The Shame of Being Smart

I was lucky. I grew up in a predominantly Jewish neighborhood and attended a small all-girls Hebrew day school, where the teachers valued their students. I never saw myself as a stranger in that land.

My luck changed when I entered a large, public high school. In this world, I discovered, girls weren’t supposed to be too smart, and certainly not smarter than the boys around them. I had boyfriends whom I helped with homework, but I had no “boyfriends.” Judging from photos of myself back then, I was pretty enough, but the boys I knew preferred cute and flirty girls to bookworms like me.

In my senior year I was nominated for “class genius.” Instead of feeling proud, I felt shamed. I knew such a title would make me more of an outsider than ever. So I tried to act dumb and silly, to undo my image of braininess. I lost the election. The boy who won had much lower grades than I, but a lot more self-confidence.

I cannot draw a straight line between those painful high school years and my writing today.

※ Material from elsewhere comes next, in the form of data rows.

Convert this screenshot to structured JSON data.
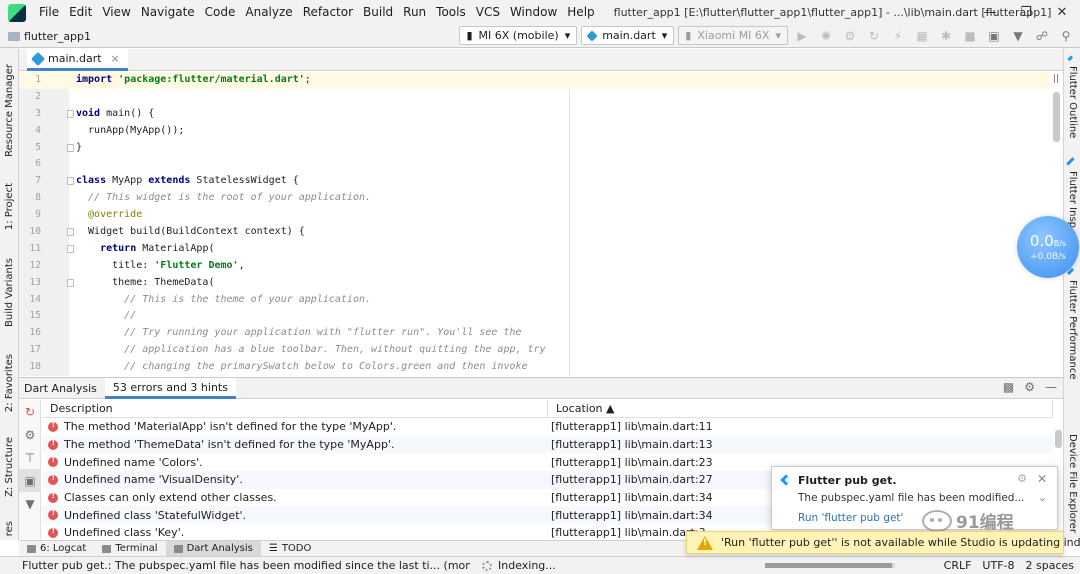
{
  "menu": [
    "File",
    "Edit",
    "View",
    "Navigate",
    "Code",
    "Analyze",
    "Refactor",
    "Build",
    "Run",
    "Tools",
    "VCS",
    "Window",
    "Help"
  ],
  "window_title": "flutter_app1 [E:\\flutter\\flutter_app1\\flutter_app1] - ...\\lib\\main.dart [flutterapp1]",
  "breadcrumb": "flutter_app1",
  "toolbar": {
    "device": "MI 6X (mobile)",
    "config": "main.dart",
    "target": "Xiaomi MI 6X"
  },
  "left_tabs": [
    "Resource Manager",
    "1: Project",
    "Build Variants",
    "2: Favorites",
    "Z: Structure",
    "res"
  ],
  "right_tabs": [
    "Flutter Outline",
    "Flutter Insp",
    "Flutter Performance",
    "Device File Explorer"
  ],
  "editor": {
    "tab": "main.dart",
    "lines": [
      {
        "n": "1",
        "segs": [
          {
            "t": "import ",
            "c": "kw"
          },
          {
            "t": "'package:flutter/material.dart'",
            "c": "str"
          },
          {
            "t": ";",
            "c": ""
          }
        ]
      },
      {
        "n": "2",
        "segs": []
      },
      {
        "n": "3",
        "segs": [
          {
            "t": "void ",
            "c": "kw"
          },
          {
            "t": "main() {",
            "c": ""
          }
        ]
      },
      {
        "n": "4",
        "segs": [
          {
            "t": "  runApp(MyApp());",
            "c": ""
          }
        ]
      },
      {
        "n": "5",
        "segs": [
          {
            "t": "}",
            "c": ""
          }
        ]
      },
      {
        "n": "6",
        "segs": []
      },
      {
        "n": "7",
        "segs": [
          {
            "t": "class ",
            "c": "kw"
          },
          {
            "t": "MyApp ",
            "c": ""
          },
          {
            "t": "extends ",
            "c": "kw"
          },
          {
            "t": "StatelessWidget {",
            "c": ""
          }
        ]
      },
      {
        "n": "8",
        "segs": [
          {
            "t": "  // This widget is the root of your application.",
            "c": "cmt"
          }
        ]
      },
      {
        "n": "9",
        "segs": [
          {
            "t": "  @override",
            "c": "ann"
          }
        ]
      },
      {
        "n": "10",
        "segs": [
          {
            "t": "  Widget build(BuildContext context) {",
            "c": ""
          }
        ]
      },
      {
        "n": "11",
        "segs": [
          {
            "t": "    ",
            "c": ""
          },
          {
            "t": "return ",
            "c": "kw"
          },
          {
            "t": "MaterialApp(",
            "c": ""
          }
        ]
      },
      {
        "n": "12",
        "segs": [
          {
            "t": "      title: ",
            "c": ""
          },
          {
            "t": "'Flutter Demo'",
            "c": "str"
          },
          {
            "t": ",",
            "c": ""
          }
        ]
      },
      {
        "n": "13",
        "segs": [
          {
            "t": "      theme: ThemeData(",
            "c": ""
          }
        ]
      },
      {
        "n": "14",
        "segs": [
          {
            "t": "        // This is the theme of your application.",
            "c": "cmt"
          }
        ]
      },
      {
        "n": "15",
        "segs": [
          {
            "t": "        //",
            "c": "cmt"
          }
        ]
      },
      {
        "n": "16",
        "segs": [
          {
            "t": "        // Try running your application with \"flutter run\". You'll see the",
            "c": "cmt"
          }
        ]
      },
      {
        "n": "17",
        "segs": [
          {
            "t": "        // application has a blue toolbar. Then, without quitting the app, try",
            "c": "cmt"
          }
        ]
      },
      {
        "n": "18",
        "segs": [
          {
            "t": "        // changing the primarySwatch below to Colors.green and then invoke",
            "c": "cmt"
          }
        ]
      }
    ]
  },
  "analysis": {
    "title": "Dart Analysis",
    "tab": "53 errors and 3 hints",
    "col_description": "Description",
    "col_location": "Location",
    "rows": [
      {
        "desc": "The method 'MaterialApp' isn't defined for the type 'MyApp'.",
        "loc": "[flutterapp1] lib\\main.dart:11"
      },
      {
        "desc": "The method 'ThemeData' isn't defined for the type 'MyApp'.",
        "loc": "[flutterapp1] lib\\main.dart:13"
      },
      {
        "desc": "Undefined name 'Colors'.",
        "loc": "[flutterapp1] lib\\main.dart:23"
      },
      {
        "desc": "Undefined name 'VisualDensity'.",
        "loc": "[flutterapp1] lib\\main.dart:27"
      },
      {
        "desc": "Classes can only extend other classes.",
        "loc": "[flutterapp1] lib\\main.dart:34"
      },
      {
        "desc": "Undefined class 'StatefulWidget'.",
        "loc": "[flutterapp1] lib\\main.dart:34"
      },
      {
        "desc": "Undefined class 'Key'.",
        "loc": "[flutterapp1] lib\\main.dart:3"
      }
    ]
  },
  "tool_tabs": [
    "6: Logcat",
    "Terminal",
    "Dart Analysis",
    "TODO"
  ],
  "status": {
    "message": "Flutter pub get.: The pubspec.yaml file has been modified since the last ti... (moments ago)",
    "indexing": "Indexing...",
    "indexing_progress": 0.98,
    "line_sep": "CRLF",
    "encoding": "UTF-8",
    "indent": "2 spaces"
  },
  "speed_widget": {
    "value": "0.0",
    "unit": "B/s",
    "sub": "+0.0B/s"
  },
  "notification": {
    "title": "Flutter pub get.",
    "body": "The pubspec.yaml file has been modified...",
    "link": "Run 'flutter pub get'"
  },
  "warning": "'Run 'flutter pub get'' is not available while Studio is updating indices",
  "watermark": "91编程"
}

The world has changed greatly, and women’s intellectual achievements are held in much higher regard now. Still, I never take that regard for granted. In everything I write, whether about sibling relationships in adult life or the Sabbath, I make a point of highlighting women’s knowledge and viewpoints.

Although growing up I loved “girl books,” like Little W)men and the Nancy Drew mysteries, I had a special male hero also. He was The Scarlet Pimpernel, an outsider, who through his smarts outwitted extremists after the French Revolution. I admired his daring and dedication to what he believed to be right, no matter what others thought. His adventures inspired me.

Francine Klagsbrun is the author most recently of The Fourth Commandment. She is a regular columnist for the New York Jewish Week and Moment magazine. She was editor of the best-selling Free To Be… You and Me.